Security is an ideal language for suppressing rights because it combines a universality and neutrality in rhetoric with a particularity and partiality in practice. Security is a good that everyone needs, and, we assume, that everyone needs in the same way and to the same degree. It is “the most vital of all interests,” John Stuart Mill wrote, which no one can “possibly do without.” Though Mill was referring here to the security of persons rather than of nations or states, his argument about personal security is often extended to nations and states, which are conceived to be persons writ large.

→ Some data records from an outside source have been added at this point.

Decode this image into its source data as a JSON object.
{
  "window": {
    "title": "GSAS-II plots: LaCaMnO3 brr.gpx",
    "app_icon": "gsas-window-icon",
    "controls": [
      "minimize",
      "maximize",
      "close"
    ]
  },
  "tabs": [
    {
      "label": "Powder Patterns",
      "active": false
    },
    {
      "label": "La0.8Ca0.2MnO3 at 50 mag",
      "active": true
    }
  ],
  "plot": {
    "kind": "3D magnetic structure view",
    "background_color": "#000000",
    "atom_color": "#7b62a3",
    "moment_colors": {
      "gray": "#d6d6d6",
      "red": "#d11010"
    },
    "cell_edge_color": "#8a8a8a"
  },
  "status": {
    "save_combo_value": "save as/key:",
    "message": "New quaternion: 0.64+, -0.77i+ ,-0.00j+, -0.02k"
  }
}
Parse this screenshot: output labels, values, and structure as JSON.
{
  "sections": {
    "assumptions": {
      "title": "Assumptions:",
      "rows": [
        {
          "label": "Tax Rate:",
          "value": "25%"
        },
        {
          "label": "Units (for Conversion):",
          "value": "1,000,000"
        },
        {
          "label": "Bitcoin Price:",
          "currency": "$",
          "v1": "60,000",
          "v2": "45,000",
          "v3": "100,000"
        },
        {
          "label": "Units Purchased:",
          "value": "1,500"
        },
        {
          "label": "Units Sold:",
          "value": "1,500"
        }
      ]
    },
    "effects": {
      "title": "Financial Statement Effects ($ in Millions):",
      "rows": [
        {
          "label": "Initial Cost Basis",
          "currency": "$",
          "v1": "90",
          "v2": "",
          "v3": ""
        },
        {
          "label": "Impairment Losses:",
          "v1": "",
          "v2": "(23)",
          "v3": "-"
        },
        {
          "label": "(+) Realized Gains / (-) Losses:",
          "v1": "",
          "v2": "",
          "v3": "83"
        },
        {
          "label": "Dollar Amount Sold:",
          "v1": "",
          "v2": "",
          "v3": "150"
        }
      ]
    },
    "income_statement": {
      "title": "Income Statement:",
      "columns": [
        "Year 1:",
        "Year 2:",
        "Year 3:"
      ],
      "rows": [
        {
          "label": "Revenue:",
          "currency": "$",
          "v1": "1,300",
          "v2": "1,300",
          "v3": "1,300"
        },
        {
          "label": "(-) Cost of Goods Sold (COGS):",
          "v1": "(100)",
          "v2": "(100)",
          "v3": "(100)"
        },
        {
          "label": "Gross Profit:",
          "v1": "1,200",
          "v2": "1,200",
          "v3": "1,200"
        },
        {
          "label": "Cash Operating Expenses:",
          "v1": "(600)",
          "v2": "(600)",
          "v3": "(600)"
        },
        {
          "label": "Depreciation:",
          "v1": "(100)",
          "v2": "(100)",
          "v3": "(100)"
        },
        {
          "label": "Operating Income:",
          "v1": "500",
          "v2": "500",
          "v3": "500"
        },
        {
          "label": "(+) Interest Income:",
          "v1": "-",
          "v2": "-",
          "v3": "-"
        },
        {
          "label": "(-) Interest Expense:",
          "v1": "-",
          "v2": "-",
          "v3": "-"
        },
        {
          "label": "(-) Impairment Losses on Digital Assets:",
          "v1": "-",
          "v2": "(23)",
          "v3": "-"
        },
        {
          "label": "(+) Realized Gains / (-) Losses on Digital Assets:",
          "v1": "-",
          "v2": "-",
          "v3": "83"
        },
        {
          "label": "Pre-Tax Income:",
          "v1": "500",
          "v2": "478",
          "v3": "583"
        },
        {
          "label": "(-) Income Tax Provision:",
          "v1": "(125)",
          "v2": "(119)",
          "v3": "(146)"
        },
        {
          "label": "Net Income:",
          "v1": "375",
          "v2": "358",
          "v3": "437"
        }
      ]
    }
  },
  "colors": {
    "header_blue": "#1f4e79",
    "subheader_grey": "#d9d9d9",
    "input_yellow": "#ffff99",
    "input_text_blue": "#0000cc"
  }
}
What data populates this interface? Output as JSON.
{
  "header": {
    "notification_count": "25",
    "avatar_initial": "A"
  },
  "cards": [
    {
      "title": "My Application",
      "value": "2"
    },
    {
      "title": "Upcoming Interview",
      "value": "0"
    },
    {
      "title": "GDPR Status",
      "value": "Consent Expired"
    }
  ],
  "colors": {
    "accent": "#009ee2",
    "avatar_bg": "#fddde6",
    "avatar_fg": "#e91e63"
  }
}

Unlike other values — say justice or equality — the need for and definition of security is not supposed to be dependent upon our beliefs or other interests and it is not supposed to favor any one set of beliefs or interests. It is the necessary condition for the pursuit of any belief or interest, regardless of who holds that belief or has that interest. It is a good, as I’ve said, that is universal and neutral. That’s the theory.
The reality, as we have seen, is altogether different. The practice of security involves a state that is rife with diverse and competing ideologies and interests, and these ideologies and interests fundamentally help determine whether threats become a focus of attention, and how they are perceived and mobilized against. The provision of security requires resources, which are not limitless. They must be distributed according to some calculus, which, like the distribution calculus of any other resource (say income or education), will reflect controversial and contested assumption about justice and will be the subject of debate. National security is as political as Social Security, and just as we argue about the latter, so do we argue about the former.